Don't Forget the Narrative

The art of great persuasion requires narrative. Each problem you face has one. Our job is to craft our client’s side of the story to cast them in the best light and give them an advantage. But once you have created a narrative, take a step back. Thinking like a good lawyer requires exercising self-awareness. Does the narrative simply sound persuasive to you because you slaved away on it for days or does it genuinely make sense? Does it stand up to the “scratch-and-sniff” test of common sense or is it too “cute”? In a dispute, realize that no matter how smart your arguments are or how clever the explanations, the people passing judgment—whether it be a judge, a jury, or the public at large—are likely looking at the story arc between the parties. If you ignore your adversary’s common-sense narrative and fail to craft one of your own, you may find yourself on the losing end of a dispute.

Transactions would do well with a dose of this same medicine. 

In crafting contracts, one of the single most important things a lawyer does is explore the alternate narratives of how the contract plays out between the parties. This isn’t simply about dreaming up the most extreme ways a certain provision can be abused by the other party; think about the real-life story after the parties sign on the dotted line. What if the contract yields huge revenue for both parties? What problems might arise then? What if the deal makes no money for either party? What if management at one of the parties changes and makes working together unbearable? And what happens if one of the parties starts bringing less to the table or their brand goes downhill?

I have had several fight managers, for example, who squeezed us for every penny in pursuit of the highest possible contract compensation for their fighters. Although their fighter clients were initially happy with their lucrative deal, the managers had ramrodded their contract demands through based on the assumption that their fighter would keep winning. They failed to ask themselves what happens when the fighter starts to lose. Without scaled-back pay after losses, a fighter who loses but continues to command top dollar provides little incentive for us to fight him or to even keep him on our roster. He’s expensive and is not moving the ratings needle as he did before. The managers, however, were so focused on the initial dollars that they didn’t structure the deal to account for the possible losing scenario. And at the end of the day, that fighter would probably have rather taken a pay cut than be in a position to be released from his contract coming off a string of losses, having to face a chilly free-agent market.

Sweat the Details. Then Don't Sweat the Details

A litigation partner I worked with early in my career had the same routine whenever I brought him a brief that we had slaved over for days. Just before filing it, I would anxiously hand it to him for a final look. He would take the copy, kick his feet up on his desk, check the front page, check the back page, hand it back to me and say, “Don’t stress about it, there is a mistake in there somewhere, but we got all the stuff that matters.”

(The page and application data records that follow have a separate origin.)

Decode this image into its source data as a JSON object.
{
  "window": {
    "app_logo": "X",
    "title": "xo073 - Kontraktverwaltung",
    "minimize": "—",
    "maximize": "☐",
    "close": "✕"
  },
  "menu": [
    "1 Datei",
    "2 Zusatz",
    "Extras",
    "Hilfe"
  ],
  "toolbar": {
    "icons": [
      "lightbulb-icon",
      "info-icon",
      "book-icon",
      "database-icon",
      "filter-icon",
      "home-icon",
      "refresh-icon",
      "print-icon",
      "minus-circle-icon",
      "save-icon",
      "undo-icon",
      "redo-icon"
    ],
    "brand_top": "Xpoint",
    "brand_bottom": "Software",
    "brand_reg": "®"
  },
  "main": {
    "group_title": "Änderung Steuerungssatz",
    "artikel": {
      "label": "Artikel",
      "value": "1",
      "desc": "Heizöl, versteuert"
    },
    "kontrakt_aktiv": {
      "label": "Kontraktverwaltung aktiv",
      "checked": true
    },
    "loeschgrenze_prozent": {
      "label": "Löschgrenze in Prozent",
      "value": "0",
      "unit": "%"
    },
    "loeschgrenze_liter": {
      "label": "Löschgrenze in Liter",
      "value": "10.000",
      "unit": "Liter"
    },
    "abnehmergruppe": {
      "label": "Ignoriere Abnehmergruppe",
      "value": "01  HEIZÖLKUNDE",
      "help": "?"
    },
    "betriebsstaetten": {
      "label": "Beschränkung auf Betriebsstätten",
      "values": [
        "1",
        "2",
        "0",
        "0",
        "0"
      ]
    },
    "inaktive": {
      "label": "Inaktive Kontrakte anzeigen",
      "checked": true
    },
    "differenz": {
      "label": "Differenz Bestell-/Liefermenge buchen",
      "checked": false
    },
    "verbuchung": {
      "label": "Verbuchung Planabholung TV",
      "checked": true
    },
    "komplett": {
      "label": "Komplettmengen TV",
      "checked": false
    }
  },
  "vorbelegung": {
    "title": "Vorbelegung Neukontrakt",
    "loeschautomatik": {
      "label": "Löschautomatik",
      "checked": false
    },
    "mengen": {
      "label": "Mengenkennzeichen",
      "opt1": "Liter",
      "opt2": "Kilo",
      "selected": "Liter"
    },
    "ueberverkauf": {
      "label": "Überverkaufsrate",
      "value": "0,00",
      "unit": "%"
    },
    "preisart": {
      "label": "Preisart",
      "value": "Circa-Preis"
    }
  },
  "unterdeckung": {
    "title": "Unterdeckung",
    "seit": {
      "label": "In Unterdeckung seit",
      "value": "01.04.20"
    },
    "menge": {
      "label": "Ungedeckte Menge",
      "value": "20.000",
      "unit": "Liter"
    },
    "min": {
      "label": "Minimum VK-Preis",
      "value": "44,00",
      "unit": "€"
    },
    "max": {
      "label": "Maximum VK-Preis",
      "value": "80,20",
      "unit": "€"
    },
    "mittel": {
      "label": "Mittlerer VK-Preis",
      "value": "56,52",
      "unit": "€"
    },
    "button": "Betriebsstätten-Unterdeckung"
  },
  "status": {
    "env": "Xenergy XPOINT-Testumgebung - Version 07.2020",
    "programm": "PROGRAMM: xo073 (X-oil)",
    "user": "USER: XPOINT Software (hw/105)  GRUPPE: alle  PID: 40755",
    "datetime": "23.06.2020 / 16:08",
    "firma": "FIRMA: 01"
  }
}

As we know, stressing over the minutiae often falls to the youngest lawyers, and rightfully so; excruciating attention to detail is a necessary fundamental skill of lawyering. But forcing the parties to re-execute the agreement because you found three immaterial typos is not a good use of skill (or time). So do the best work you can. Scrutinize every sentence. Double-check the numbering. Triple-check the headings. Press “send.” And then forget about it. If you find immaterial typos later, so be it. Good lawyers know when to move on. Better to focus on the next couple of rounds of the fight.